States should defer to tribal governments. Since tribal groups have sovereignty and are recognized as separate entities who are best situated to meet the needs of their community, how is it that language instruction is seen as outside of that boundary between state and tribe? It is important that, at the very least, states do not misconstrue Native languages as foreign, that they do not require proficiency tests that are created and written for foreign language teachers, and instead turn to the tribal groups who can more properly determine whether or not a teacher is ready to read, write, speak, and listen in their Native language. Let the tribes have control over who is or is not a speaker of their language, about who is best qualified to impart their knowledge of their language and culture to their people. Tribes do know best.

States need to acknowledge NALA and either create or amend their existing teacher statutes so that they are aligned with the encouragement that NALA provides regarding allowing for teacher certification exceptions.
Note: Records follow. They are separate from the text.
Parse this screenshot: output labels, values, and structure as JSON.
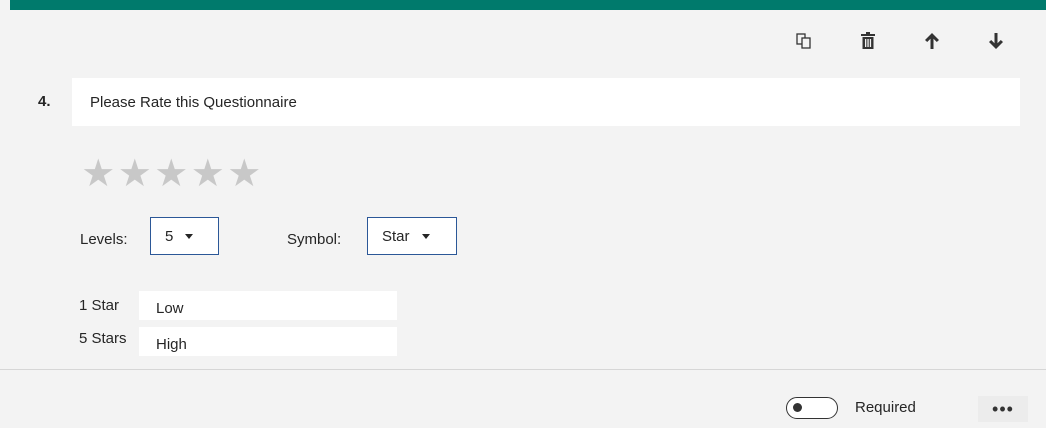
{
  "question": {
    "number": "4.",
    "title": "Please Rate this Questionnaire"
  },
  "toolbar": {
    "icons": [
      "copy-icon",
      "trash-icon",
      "arrow-up-icon",
      "arrow-down-icon"
    ]
  },
  "rating": {
    "level_count": 5,
    "stars": [
      "★",
      "★",
      "★",
      "★",
      "★"
    ],
    "levels_label": "Levels:",
    "levels_value": "5",
    "symbol_label": "Symbol:",
    "symbol_value": "Star",
    "low": {
      "label": "1 Star",
      "value": "Low"
    },
    "high": {
      "label": "5 Stars",
      "value": "High"
    }
  },
  "footer": {
    "required_label": "Required",
    "required_on": false,
    "more_label": "•••"
  },
  "colors": {
    "accent": "#007a6c",
    "background": "#f3f3f3",
    "dropdown_border": "#2b5797",
    "star_empty": "#c8c8c8"
  }
}
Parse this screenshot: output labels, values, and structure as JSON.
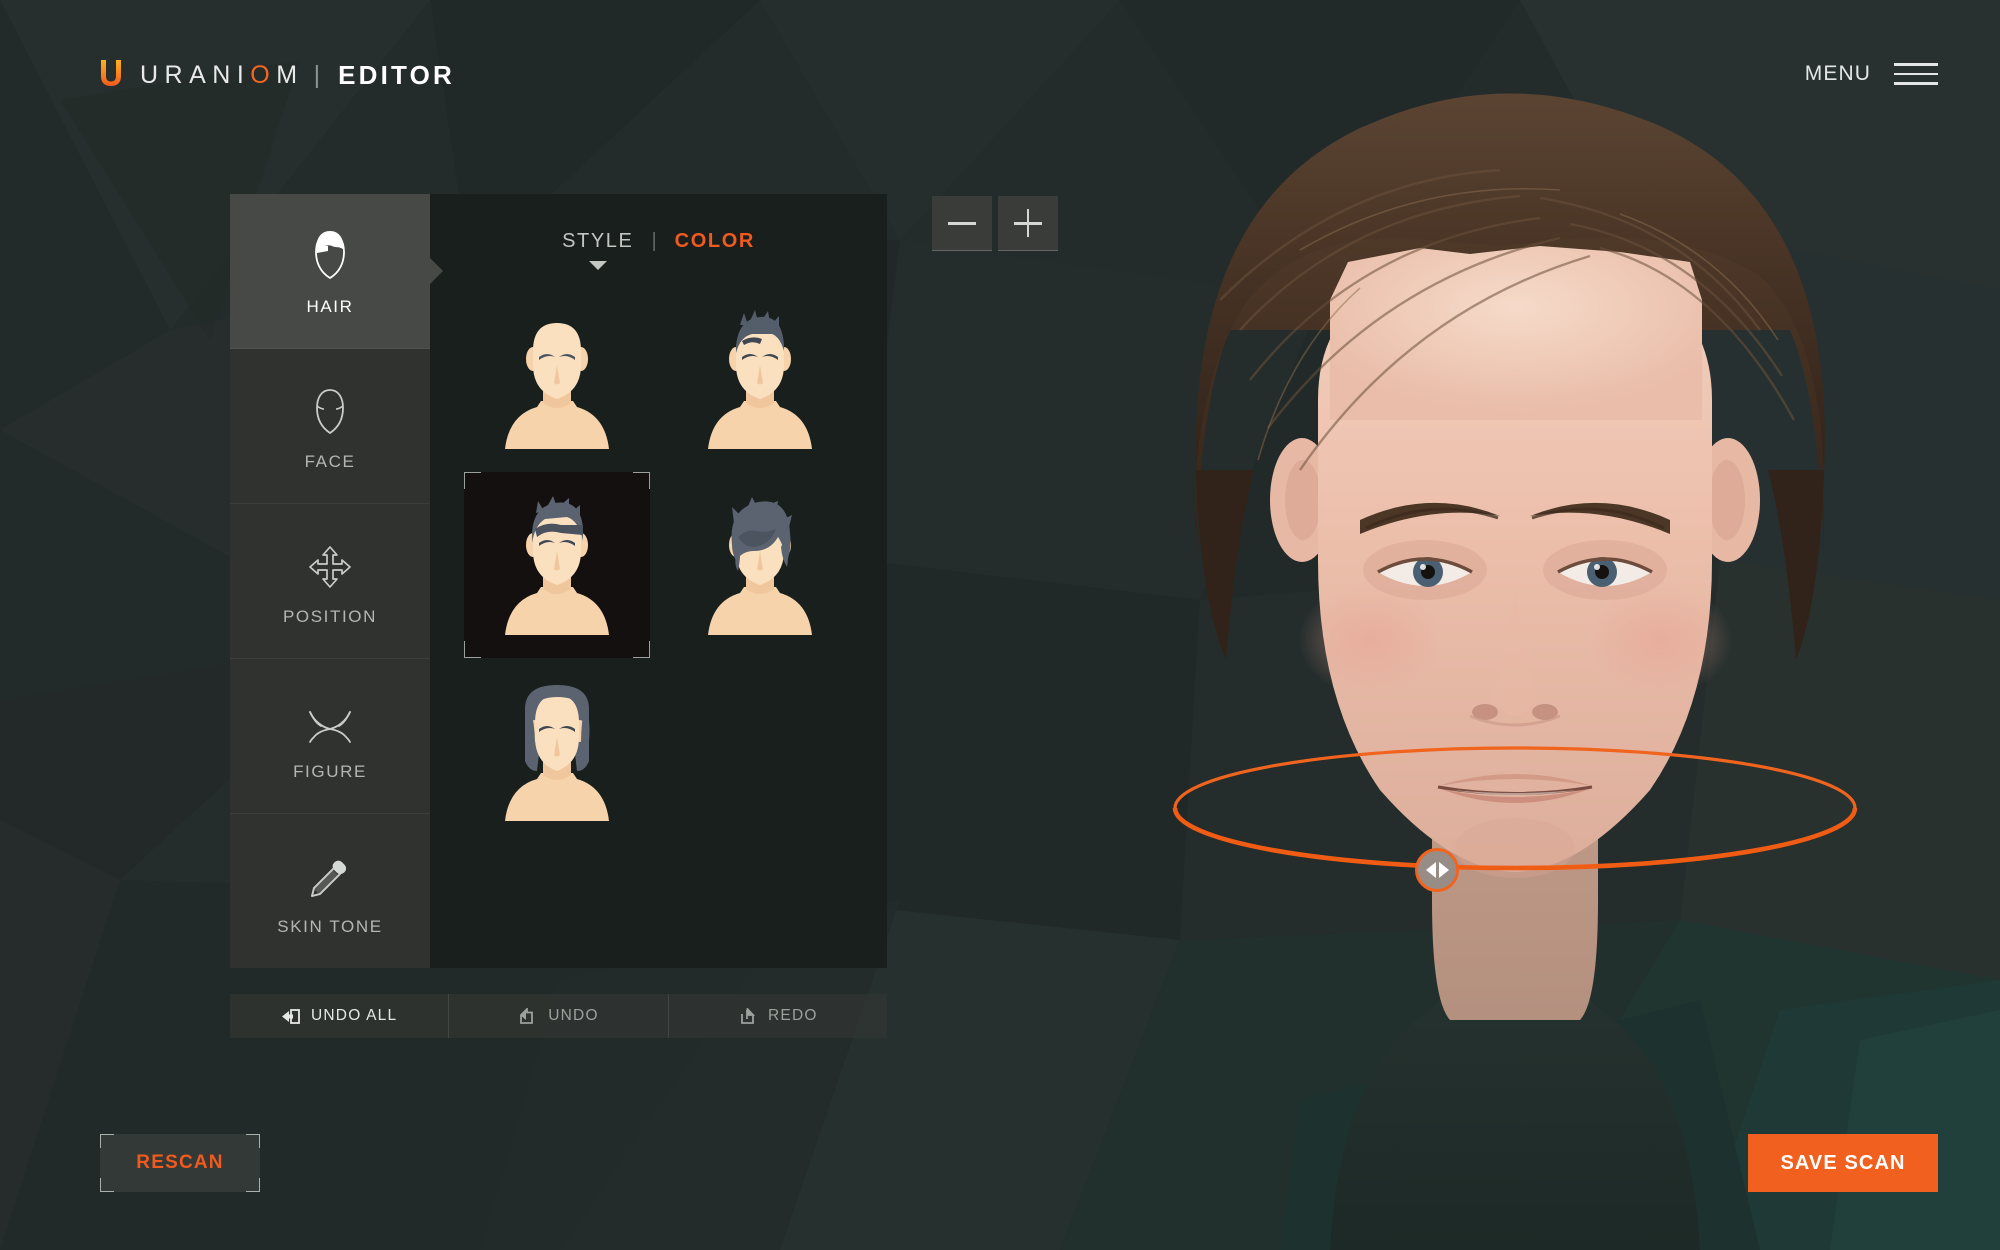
{
  "app": {
    "brand_u": "U",
    "brand_ur": "URANI",
    "brand_o": "O",
    "brand_m": "M",
    "brand_separator": "|",
    "brand_editor": "EDITOR",
    "accent_color": "#f15a1e",
    "panel_bg": "#343634",
    "background_color": "#242c2b"
  },
  "header": {
    "menu_label": "MENU",
    "menu_icon": "hamburger-icon"
  },
  "sidebar": {
    "items": [
      {
        "label": "HAIR",
        "icon": "hair-head-icon",
        "active": true
      },
      {
        "label": "FACE",
        "icon": "face-outline-icon",
        "active": false
      },
      {
        "label": "POSITION",
        "icon": "move-arrows-icon",
        "active": false
      },
      {
        "label": "FIGURE",
        "icon": "shoulders-icon",
        "active": false
      },
      {
        "label": "SKIN TONE",
        "icon": "eyedropper-icon",
        "active": false
      }
    ]
  },
  "options_panel": {
    "tabs": [
      {
        "label": "STYLE",
        "active": true,
        "has_caret": true
      },
      {
        "label": "COLOR",
        "active": false,
        "has_caret": false
      }
    ],
    "tab_divider": "|",
    "thumbnails": [
      {
        "name": "bald",
        "selected": false
      },
      {
        "name": "short-spiky",
        "selected": false
      },
      {
        "name": "short-sidepart",
        "selected": true
      },
      {
        "name": "messy-fringe",
        "selected": false
      },
      {
        "name": "medium-bob",
        "selected": false
      }
    ]
  },
  "history_bar": {
    "buttons": [
      {
        "label": "UNDO ALL",
        "icon": "undo-all-icon",
        "emphasis": true
      },
      {
        "label": "UNDO",
        "icon": "undo-icon",
        "emphasis": false
      },
      {
        "label": "REDO",
        "icon": "redo-icon",
        "emphasis": false
      }
    ]
  },
  "viewport": {
    "zoom_out_label": "−",
    "zoom_out_icon": "minus-icon",
    "zoom_in_label": "+",
    "zoom_in_icon": "plus-icon",
    "rotation_handle_icon": "rotate-left-right-icon",
    "rotation_ring_color": "#f1641e"
  },
  "footer": {
    "rescan_label": "RESCAN",
    "save_scan_label": "SAVE SCAN"
  }
}
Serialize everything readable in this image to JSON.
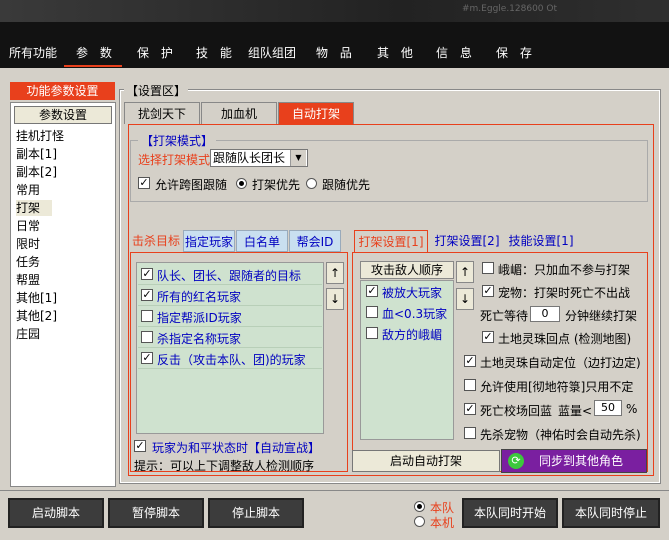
{
  "top_bar_blurred": "#m.Eggle.128600 Ot",
  "menu": [
    "所有功能",
    "参 数",
    "保 护",
    "技 能",
    "组队组团",
    "物 品",
    "其 他",
    "信 息",
    "保 存"
  ],
  "left": {
    "header": "功能参数设置",
    "selected": "参数设置",
    "items": [
      "挂机打怪",
      "副本[1]",
      "副本[2]",
      "常用",
      "打架",
      "日常",
      "限时",
      "任务",
      "帮盟",
      "其他[1]",
      "其他[2]",
      "庄园"
    ]
  },
  "settings": {
    "legend": "【设置区】",
    "tabs": [
      "扰剑天下",
      "加血机",
      "自动打架"
    ],
    "mode_legend": "【打架模式】",
    "mode_label": "选择打架模式",
    "mode_value": "跟随队长团长",
    "cross_map": "允许跨图跟随",
    "radio_fight": "打架优先",
    "radio_follow": "跟随优先"
  },
  "targets": {
    "tabs": [
      "击杀目标",
      "指定玩家",
      "白名单",
      "帮会ID"
    ],
    "rows": [
      {
        "label": "队长、团长、跟随者的目标",
        "checked": true
      },
      {
        "label": "所有的红名玩家",
        "checked": true
      },
      {
        "label": "指定帮派ID玩家",
        "checked": false
      },
      {
        "label": "杀指定名称玩家",
        "checked": false
      },
      {
        "label": "反击（攻击本队、团)的玩家",
        "checked": true
      }
    ],
    "declare": "玩家为和平状态时【自动宣战】",
    "hint": "提示：可以上下调整敌人检测顺序"
  },
  "attack": {
    "tabs": [
      "打架设置[1]",
      "打架设置[2]",
      "技能设置[1]"
    ],
    "order_head": "攻击敌人顺序",
    "order_rows": [
      {
        "label": "被放大玩家",
        "checked": true
      },
      {
        "label": "血<0.3玩家",
        "checked": false
      },
      {
        "label": "敌方的峨嵋",
        "checked": false
      }
    ],
    "opt_emei": "峨嵋：只加血不参与打架",
    "opt_pet": "宠物：打架时死亡不出战",
    "wait_prefix": "死亡等待",
    "wait_value": "0",
    "wait_suffix": "分钟继续打架",
    "opt_land_return": "土地灵珠回点 (检测地图)",
    "opt_land_locate": "土地灵珠自动定位（边打边定)",
    "opt_back_village": "允许使用[彻地符箓]只用不定",
    "opt_death_field": "死亡校场回蓝",
    "blue_label": "蓝量<",
    "blue_value": "50",
    "blue_unit": "%",
    "opt_kill_pet": "先杀宠物（神佑时会自动先杀)",
    "start_button": "启动自动打架",
    "sync_button": "同步到其他角色"
  },
  "bottom": {
    "start_script": "启动脚本",
    "pause_script": "暂停脚本",
    "stop_script": "停止脚本",
    "radio_team": "本队",
    "radio_local": "本机",
    "team_start": "本队同时开始",
    "team_stop": "本队同时停止"
  }
}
States could mirror their statutes after those found in Montana, Oklahoma, or Washington to start, or look to California and others where there might not be as strong of a release of power and control but still reflect a recognition of the issue. However, ultimately, the best response is to have full power rest with the tribes. At the very least, returning power and control to the tribes themselves would ensure confirmation of whether or not someone knows the language (and inherent culture) of the Native language under consideration. At best, ceding power would return the control back from where it never should have been taken, and matching the purpose of NALA in the first place: to publicly recognize both the harms the United States did to Native communities, and the work required to support Native communities in ensuring that the languages and cultures of the Native People will survive, even if that means getting out of the way.

Associate Professor, State University of New York at Fredonia. J.D., 2022, University at Buffalo School of Law.